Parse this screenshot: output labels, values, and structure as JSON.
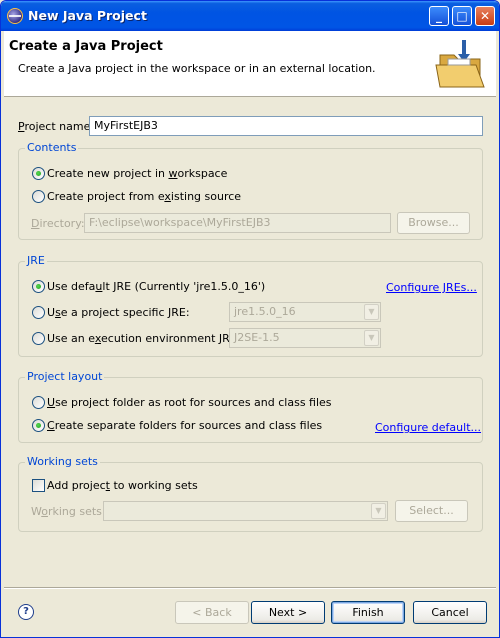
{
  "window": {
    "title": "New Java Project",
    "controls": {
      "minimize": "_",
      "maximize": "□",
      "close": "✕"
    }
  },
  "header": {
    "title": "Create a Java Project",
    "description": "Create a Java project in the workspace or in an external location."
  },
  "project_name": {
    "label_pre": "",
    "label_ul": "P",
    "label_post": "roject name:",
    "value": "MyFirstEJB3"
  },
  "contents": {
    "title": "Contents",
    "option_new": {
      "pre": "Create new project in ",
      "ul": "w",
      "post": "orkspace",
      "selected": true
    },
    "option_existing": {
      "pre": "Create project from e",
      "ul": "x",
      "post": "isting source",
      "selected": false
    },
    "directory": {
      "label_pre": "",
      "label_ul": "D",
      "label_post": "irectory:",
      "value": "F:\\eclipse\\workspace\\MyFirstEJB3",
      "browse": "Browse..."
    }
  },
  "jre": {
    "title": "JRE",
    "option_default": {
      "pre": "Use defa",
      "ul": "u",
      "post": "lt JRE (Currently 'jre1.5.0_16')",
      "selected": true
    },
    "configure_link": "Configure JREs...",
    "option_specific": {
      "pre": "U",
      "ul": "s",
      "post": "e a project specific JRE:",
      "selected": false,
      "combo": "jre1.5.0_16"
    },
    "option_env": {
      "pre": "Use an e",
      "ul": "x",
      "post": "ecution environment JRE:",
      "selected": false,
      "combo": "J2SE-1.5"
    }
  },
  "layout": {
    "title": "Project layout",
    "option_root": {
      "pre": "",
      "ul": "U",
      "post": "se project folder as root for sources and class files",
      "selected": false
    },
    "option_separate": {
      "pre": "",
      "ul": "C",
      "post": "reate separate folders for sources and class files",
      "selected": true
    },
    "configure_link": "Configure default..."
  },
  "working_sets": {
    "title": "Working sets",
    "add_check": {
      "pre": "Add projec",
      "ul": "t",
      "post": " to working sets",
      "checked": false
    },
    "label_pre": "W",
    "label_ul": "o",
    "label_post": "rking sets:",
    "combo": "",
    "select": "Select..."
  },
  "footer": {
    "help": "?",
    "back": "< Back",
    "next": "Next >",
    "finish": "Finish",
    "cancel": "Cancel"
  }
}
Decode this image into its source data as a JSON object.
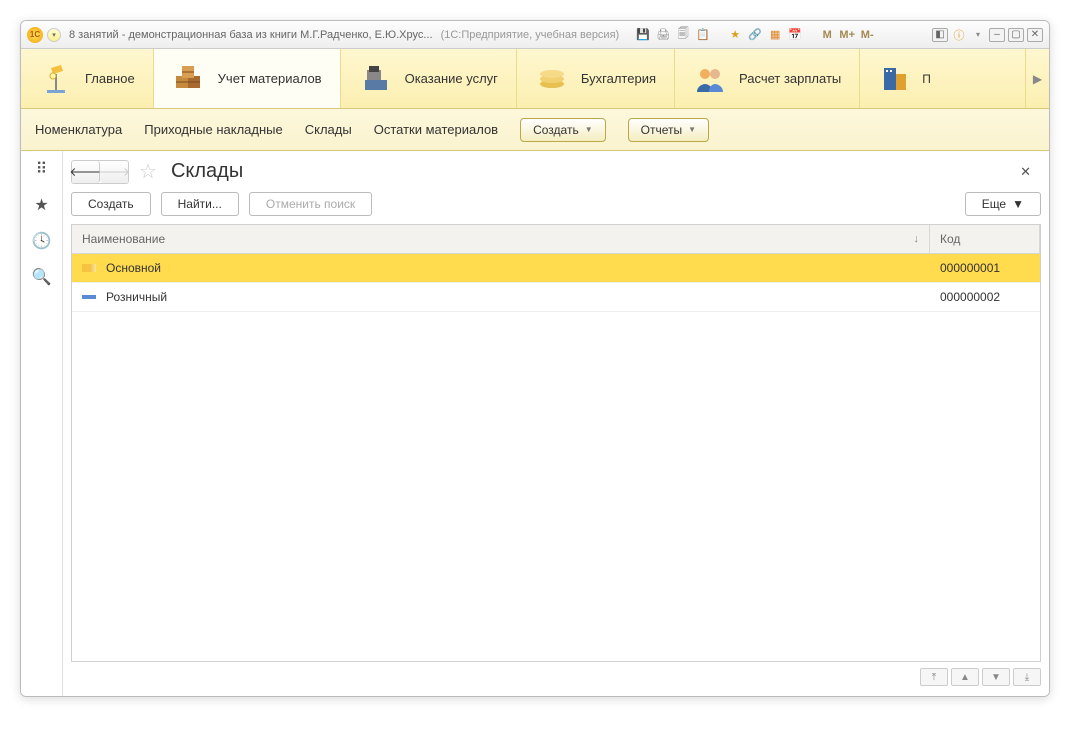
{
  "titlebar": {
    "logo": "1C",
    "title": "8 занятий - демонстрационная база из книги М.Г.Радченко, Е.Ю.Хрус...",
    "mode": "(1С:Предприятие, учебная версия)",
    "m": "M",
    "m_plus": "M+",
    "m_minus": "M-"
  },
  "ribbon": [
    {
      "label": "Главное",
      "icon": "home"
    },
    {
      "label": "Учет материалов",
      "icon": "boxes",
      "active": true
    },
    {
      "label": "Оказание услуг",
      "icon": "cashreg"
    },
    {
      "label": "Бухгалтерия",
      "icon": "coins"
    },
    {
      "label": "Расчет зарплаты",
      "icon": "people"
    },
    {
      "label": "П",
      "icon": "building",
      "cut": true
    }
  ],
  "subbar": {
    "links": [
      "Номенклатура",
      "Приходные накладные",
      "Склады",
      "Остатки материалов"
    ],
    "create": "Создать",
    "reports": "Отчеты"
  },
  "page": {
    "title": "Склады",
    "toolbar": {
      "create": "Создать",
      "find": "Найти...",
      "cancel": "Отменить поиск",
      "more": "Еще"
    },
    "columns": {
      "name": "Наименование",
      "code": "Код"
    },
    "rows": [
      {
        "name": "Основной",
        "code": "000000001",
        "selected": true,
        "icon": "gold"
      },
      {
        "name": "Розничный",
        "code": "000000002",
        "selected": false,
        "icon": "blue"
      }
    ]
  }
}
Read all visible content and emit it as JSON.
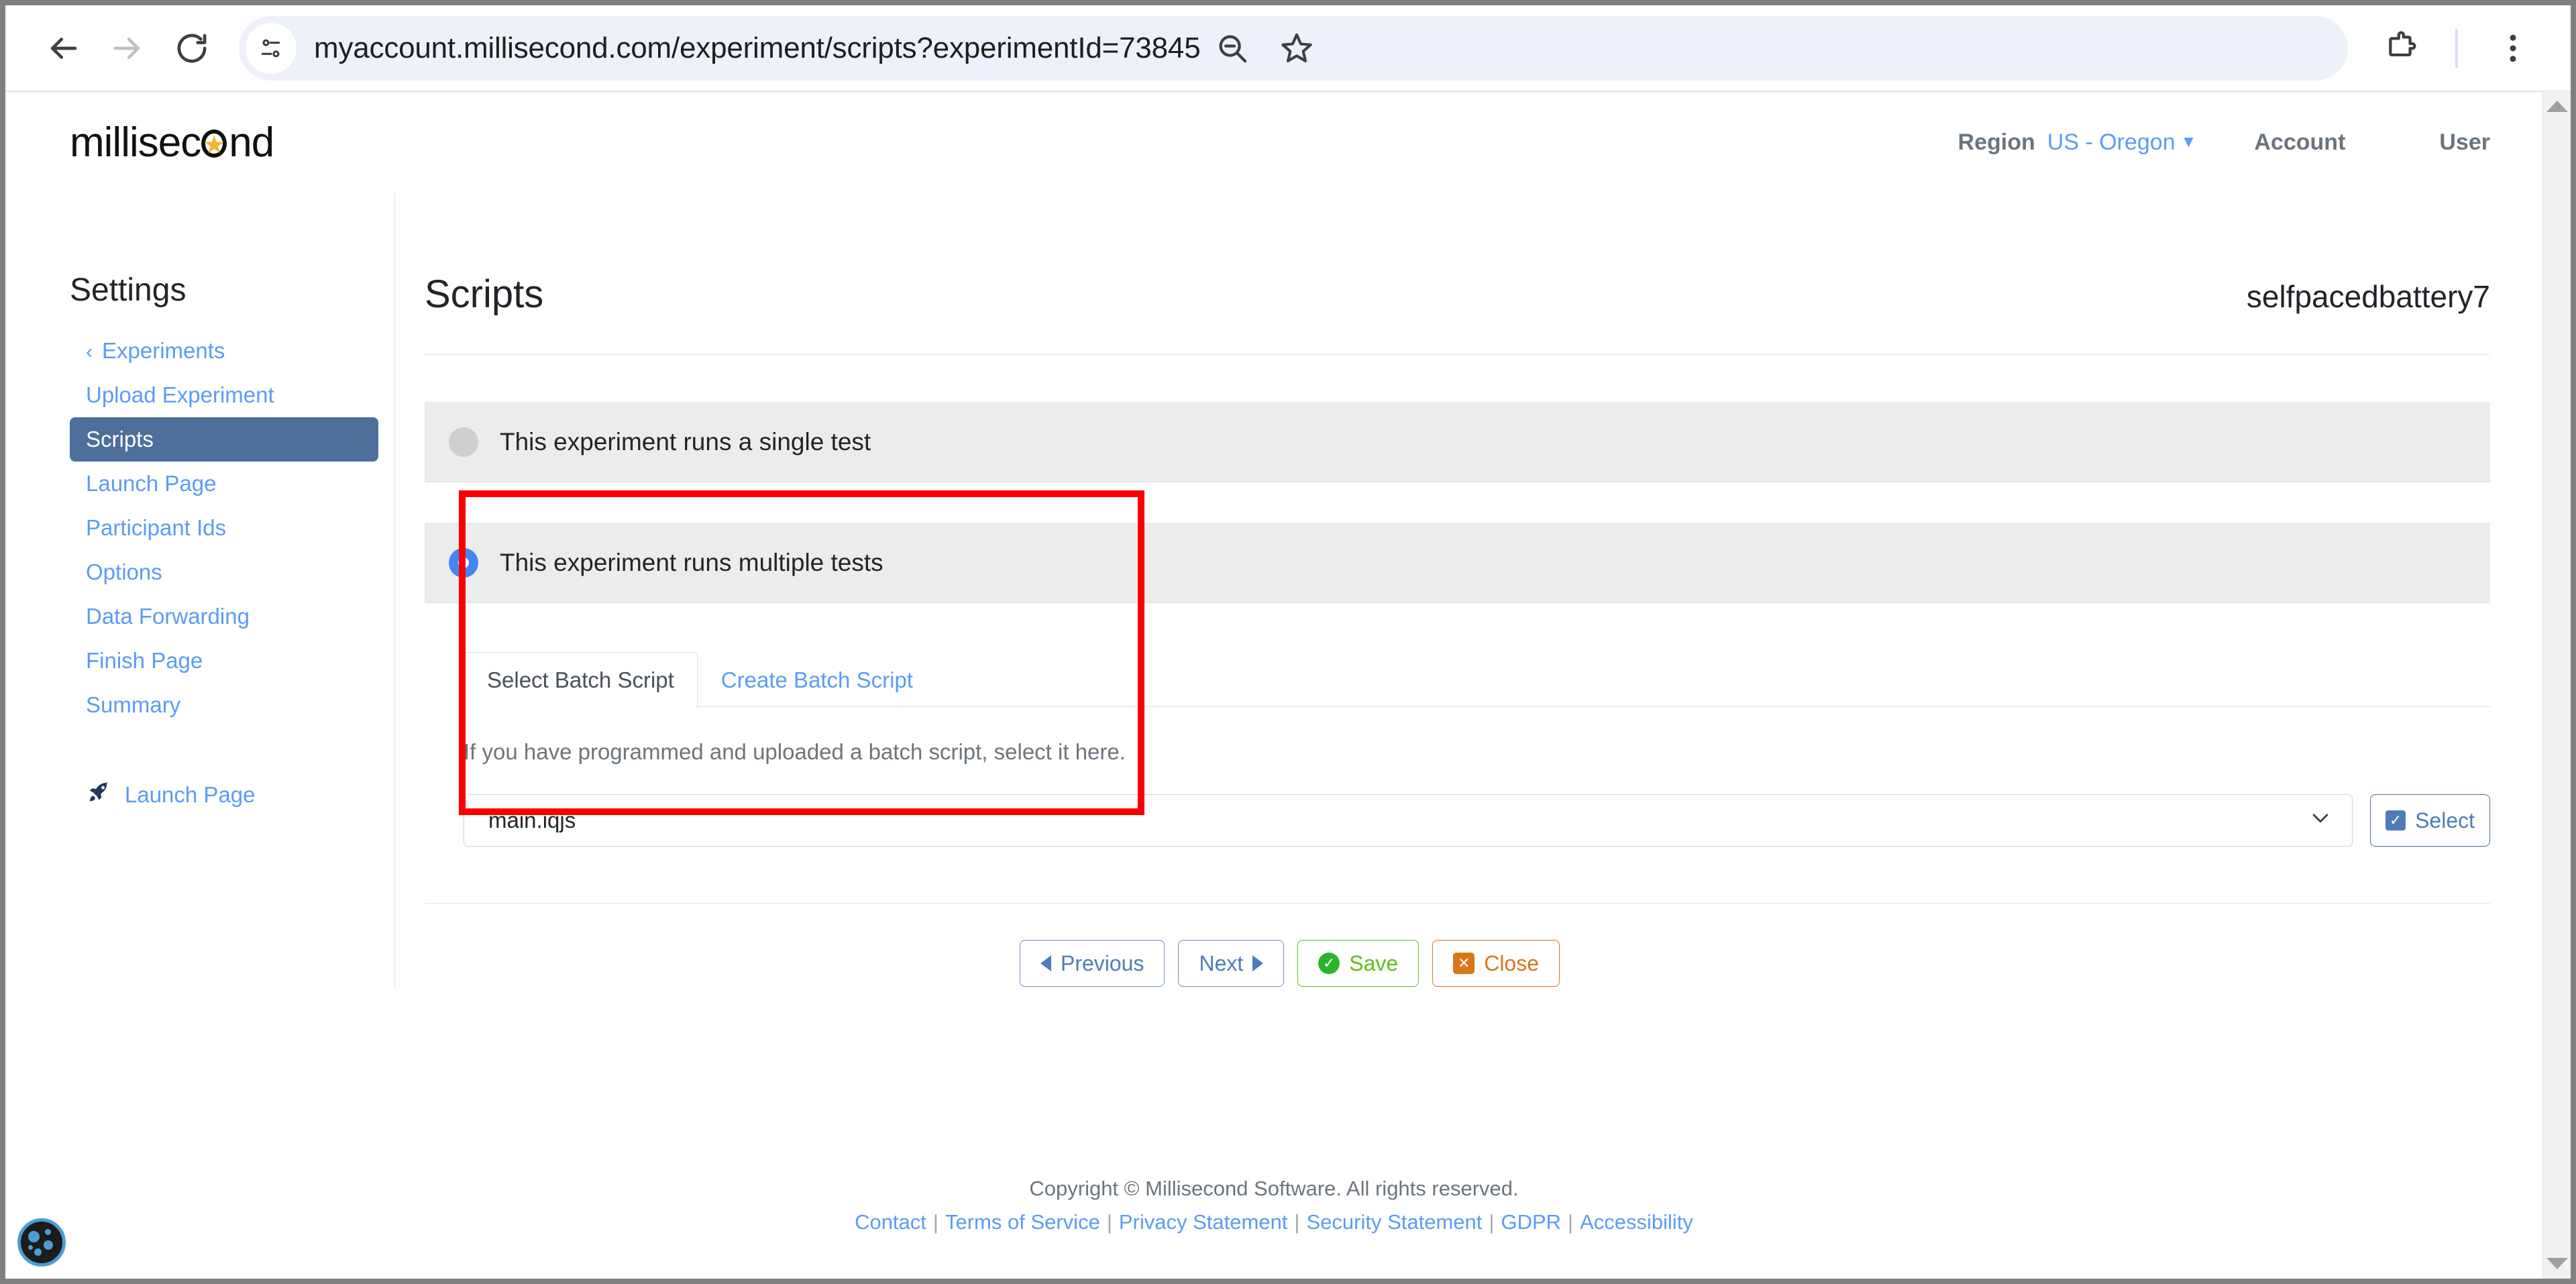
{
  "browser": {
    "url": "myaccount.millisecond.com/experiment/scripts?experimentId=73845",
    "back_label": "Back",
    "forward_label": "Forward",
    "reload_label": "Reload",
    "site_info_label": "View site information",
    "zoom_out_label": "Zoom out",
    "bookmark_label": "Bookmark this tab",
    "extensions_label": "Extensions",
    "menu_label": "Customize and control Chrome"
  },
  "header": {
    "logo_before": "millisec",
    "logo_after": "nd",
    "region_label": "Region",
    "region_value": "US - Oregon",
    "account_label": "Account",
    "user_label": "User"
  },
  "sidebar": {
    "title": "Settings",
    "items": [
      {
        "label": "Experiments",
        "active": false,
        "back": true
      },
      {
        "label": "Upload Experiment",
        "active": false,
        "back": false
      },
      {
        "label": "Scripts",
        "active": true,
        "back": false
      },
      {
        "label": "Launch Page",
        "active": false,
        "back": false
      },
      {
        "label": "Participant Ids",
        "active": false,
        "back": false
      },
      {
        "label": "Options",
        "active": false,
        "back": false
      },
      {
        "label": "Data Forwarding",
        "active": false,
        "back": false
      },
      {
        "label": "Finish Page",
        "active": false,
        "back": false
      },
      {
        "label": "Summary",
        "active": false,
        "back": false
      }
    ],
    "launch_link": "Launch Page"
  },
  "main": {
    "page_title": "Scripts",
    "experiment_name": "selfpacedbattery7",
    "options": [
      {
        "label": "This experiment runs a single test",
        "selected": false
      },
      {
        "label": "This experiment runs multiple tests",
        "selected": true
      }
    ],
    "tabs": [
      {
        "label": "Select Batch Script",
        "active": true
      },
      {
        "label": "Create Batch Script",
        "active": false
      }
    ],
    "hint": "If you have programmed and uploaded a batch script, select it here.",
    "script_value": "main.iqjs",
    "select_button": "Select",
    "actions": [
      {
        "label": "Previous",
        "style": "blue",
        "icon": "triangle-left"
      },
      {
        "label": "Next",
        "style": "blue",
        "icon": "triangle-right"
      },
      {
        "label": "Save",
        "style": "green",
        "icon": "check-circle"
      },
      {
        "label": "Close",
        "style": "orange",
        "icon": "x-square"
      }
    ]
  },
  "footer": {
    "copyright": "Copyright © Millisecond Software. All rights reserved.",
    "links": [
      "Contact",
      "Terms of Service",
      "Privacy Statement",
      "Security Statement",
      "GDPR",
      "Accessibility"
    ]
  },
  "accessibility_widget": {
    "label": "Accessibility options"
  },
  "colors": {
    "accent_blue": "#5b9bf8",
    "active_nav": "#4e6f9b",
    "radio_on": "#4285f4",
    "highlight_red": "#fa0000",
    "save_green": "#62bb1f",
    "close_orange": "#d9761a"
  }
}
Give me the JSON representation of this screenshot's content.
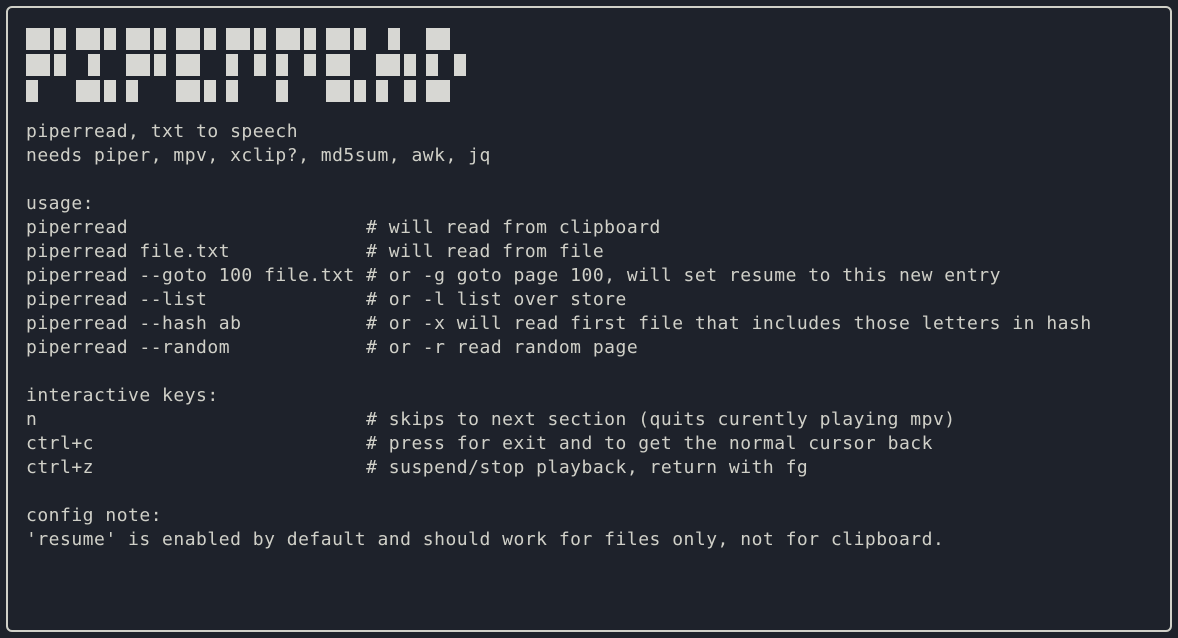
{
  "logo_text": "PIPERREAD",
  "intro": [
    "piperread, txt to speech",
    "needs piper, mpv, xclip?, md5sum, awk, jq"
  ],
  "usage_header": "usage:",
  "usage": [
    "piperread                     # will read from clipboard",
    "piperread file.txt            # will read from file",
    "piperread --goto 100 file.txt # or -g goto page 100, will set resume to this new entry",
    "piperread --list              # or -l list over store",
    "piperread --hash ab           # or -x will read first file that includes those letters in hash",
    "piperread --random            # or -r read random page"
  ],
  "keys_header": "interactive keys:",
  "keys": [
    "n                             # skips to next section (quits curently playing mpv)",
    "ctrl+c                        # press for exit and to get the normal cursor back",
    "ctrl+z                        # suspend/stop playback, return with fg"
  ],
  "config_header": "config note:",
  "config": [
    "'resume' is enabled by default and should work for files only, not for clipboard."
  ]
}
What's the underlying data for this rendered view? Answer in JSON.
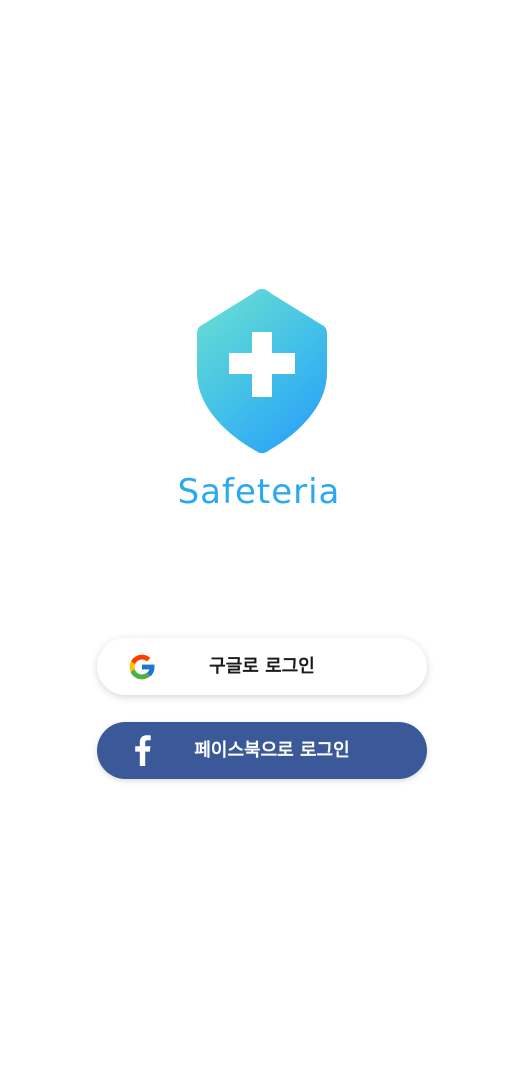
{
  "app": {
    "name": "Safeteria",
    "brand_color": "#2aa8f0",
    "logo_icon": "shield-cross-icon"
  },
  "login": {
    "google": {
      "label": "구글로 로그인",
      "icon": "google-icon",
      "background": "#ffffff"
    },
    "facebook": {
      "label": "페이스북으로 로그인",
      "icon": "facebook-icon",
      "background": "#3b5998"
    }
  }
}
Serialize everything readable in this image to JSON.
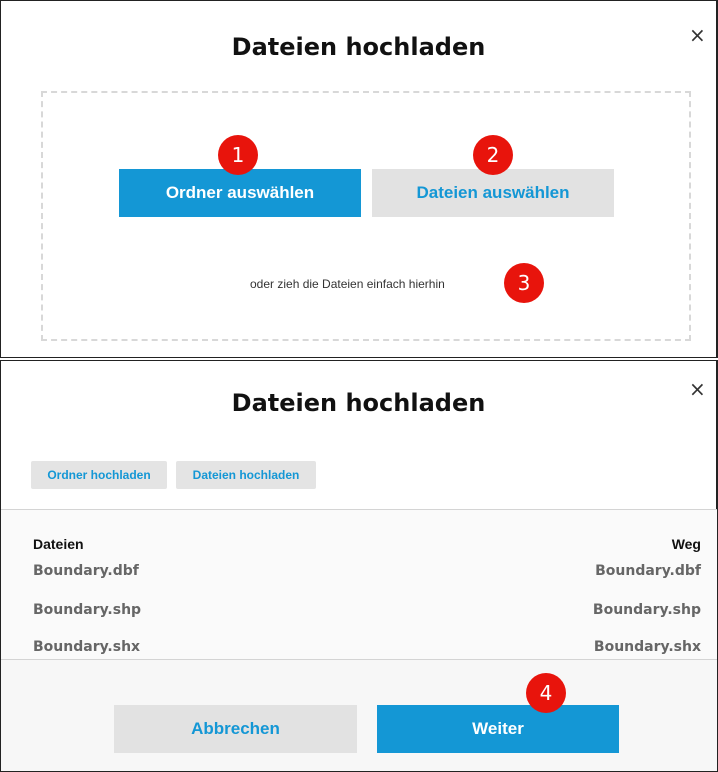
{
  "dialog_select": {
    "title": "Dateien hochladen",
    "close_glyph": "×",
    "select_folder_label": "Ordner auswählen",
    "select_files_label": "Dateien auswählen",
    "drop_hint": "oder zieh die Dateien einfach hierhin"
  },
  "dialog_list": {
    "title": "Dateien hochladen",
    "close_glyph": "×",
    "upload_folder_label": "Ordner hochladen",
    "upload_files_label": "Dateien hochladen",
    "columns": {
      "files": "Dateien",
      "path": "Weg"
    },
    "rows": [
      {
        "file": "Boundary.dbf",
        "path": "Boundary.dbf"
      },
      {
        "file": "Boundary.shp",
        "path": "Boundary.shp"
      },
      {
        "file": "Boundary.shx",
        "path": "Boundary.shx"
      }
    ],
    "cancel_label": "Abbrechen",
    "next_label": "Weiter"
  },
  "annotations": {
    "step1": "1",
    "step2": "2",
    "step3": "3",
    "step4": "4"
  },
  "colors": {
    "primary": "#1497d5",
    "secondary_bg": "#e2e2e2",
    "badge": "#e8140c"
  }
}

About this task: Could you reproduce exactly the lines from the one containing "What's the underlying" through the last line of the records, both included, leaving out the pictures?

Reply:
What's the underlying data for this rendered view? Answer in JSON.
{
  "app": {
    "name": "Safeteria",
    "brand_color": "#2aa8f0",
    "logo_icon": "shield-cross-icon"
  },
  "login": {
    "google": {
      "label": "구글로 로그인",
      "icon": "google-icon",
      "background": "#ffffff"
    },
    "facebook": {
      "label": "페이스북으로 로그인",
      "icon": "facebook-icon",
      "background": "#3b5998"
    }
  }
}
Serialize everything readable in this image to JSON.
{
  "dialog_select": {
    "title": "Dateien hochladen",
    "close_glyph": "×",
    "select_folder_label": "Ordner auswählen",
    "select_files_label": "Dateien auswählen",
    "drop_hint": "oder zieh die Dateien einfach hierhin"
  },
  "dialog_list": {
    "title": "Dateien hochladen",
    "close_glyph": "×",
    "upload_folder_label": "Ordner hochladen",
    "upload_files_label": "Dateien hochladen",
    "columns": {
      "files": "Dateien",
      "path": "Weg"
    },
    "rows": [
      {
        "file": "Boundary.dbf",
        "path": "Boundary.dbf"
      },
      {
        "file": "Boundary.shp",
        "path": "Boundary.shp"
      },
      {
        "file": "Boundary.shx",
        "path": "Boundary.shx"
      }
    ],
    "cancel_label": "Abbrechen",
    "next_label": "Weiter"
  },
  "annotations": {
    "step1": "1",
    "step2": "2",
    "step3": "3",
    "step4": "4"
  },
  "colors": {
    "primary": "#1497d5",
    "secondary_bg": "#e2e2e2",
    "badge": "#e8140c"
  }
}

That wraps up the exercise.